It all changes when she returns to her childhood house, to live with her grandmother. She tries to reconnect with her faery friends, only to discover much has changed. Of course she will then enter a world of peril and treason, and learn things about herself that she could never have imagined.

The first aspect that I'll like to point out about Tithe is that it is Urban Fantasy. Which I normally don't like. Going from “our” world into a new, fantastical (and where physics don't usually apply) world doesn't convince me much. But here it didn't bother me much. The faery world was not a easier world where everyone was super powerful and throwing giant balls of fire around. It was pretty much a different country with different rules and weirder habitants. The transition between New Jersey and the Otherworld was very well done.

But what I really liked about Tithe were all the myths (mostly Celtic) that were woven in the story. That piece of familiar plot was very nice, even if it took dark twists. These twists give some sobriety to the story – it is not all easy, and bad things happen. That is always good in a story, and is great for character development (or, like Calvin's father would say, it builds character).

The story is pretty much focused on Kaye, and I liked her as character. She fitted well in the world of faeries, and was really weird in her own world. Yet she was able to make friends on both places, without changing who she was (well, kind of, but saying why would be spoiler-ish). And the other characters are also quite good – especially Roiben, the romantic partner and not-quite-hero. Also, I had a feeling throughout the book that I didn't know for sure who was friend and who was foe, and I quite enjoyed that.

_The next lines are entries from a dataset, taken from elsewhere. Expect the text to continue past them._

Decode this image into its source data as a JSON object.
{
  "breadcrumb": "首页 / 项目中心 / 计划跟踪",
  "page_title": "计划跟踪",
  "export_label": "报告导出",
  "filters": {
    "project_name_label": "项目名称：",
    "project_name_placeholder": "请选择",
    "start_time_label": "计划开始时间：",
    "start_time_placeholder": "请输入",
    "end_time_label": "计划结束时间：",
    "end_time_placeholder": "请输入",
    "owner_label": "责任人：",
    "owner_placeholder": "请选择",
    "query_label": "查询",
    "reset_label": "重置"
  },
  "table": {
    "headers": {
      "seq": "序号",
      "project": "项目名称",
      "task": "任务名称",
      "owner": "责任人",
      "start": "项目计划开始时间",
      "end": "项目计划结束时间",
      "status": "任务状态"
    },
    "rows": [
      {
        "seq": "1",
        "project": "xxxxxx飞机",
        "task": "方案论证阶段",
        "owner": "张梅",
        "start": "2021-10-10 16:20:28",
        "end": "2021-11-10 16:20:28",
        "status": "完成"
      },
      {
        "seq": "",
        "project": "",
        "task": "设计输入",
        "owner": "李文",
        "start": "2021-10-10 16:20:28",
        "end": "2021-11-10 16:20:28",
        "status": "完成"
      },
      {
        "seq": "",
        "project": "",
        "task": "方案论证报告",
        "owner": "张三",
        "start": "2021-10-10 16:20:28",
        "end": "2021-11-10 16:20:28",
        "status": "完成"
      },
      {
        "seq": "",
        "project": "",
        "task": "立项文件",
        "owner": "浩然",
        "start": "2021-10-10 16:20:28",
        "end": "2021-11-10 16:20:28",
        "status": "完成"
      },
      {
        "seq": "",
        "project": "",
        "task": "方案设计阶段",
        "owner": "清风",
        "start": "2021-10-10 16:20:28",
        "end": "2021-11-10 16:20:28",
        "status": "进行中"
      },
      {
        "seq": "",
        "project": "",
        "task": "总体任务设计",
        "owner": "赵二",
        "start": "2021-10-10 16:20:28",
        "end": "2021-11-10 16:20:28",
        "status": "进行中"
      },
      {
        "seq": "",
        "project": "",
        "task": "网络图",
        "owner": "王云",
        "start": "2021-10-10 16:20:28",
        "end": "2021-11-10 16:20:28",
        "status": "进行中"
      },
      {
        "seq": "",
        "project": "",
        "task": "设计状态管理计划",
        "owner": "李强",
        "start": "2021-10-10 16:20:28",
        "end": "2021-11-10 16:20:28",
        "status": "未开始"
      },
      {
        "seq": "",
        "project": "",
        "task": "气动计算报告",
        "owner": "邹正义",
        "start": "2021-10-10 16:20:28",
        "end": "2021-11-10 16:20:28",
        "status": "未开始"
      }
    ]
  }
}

Tithe is a nice story, easy to read and like. There are two more books on the series that I want to check out – as well as other books by Holly Black.


Other Reviews: Fyrefly’s Book Blog | Libri Touches | Red House Books


  1. This is one book I'm very curious about, and now that I've read your opinion, I just feeling like buying it and reading it ASAP.
    I was never much of a faery reader, but this one really captivated me with the sinopsis and the beautiful cover (the one you have here).

    By the way, Merry Christmas and thanks a lot for the book. I feel so lucky. :)

  2. Oh, this sounds good...but I still cringe when I hear "fairies" (you know, after Wicked-freaking-Lovely).

  3. @Ana
    This book is really nice. I don't like mixing fantasy and faeries with the "real world", but here I didn't mind.

    There is also another cover with a butterfly that is quite nice as well: here

    Just for you I'll say it has a Wildwood Dancing meets Heir to Sevenwaters vibe. In a industrial goth setting :) And you'll probably like Roiben. Not as much as Faolan or Valek, but there's a lot of potential on that one.

  4. @jen

    Also, it's green! Do you still need convincing? Shall I dump this book on you so that you have no choice but to give it a try and overcome that Wicked trauma?

  5. Wildwood, Heir, Faolan and Valek. Green. Holy crap.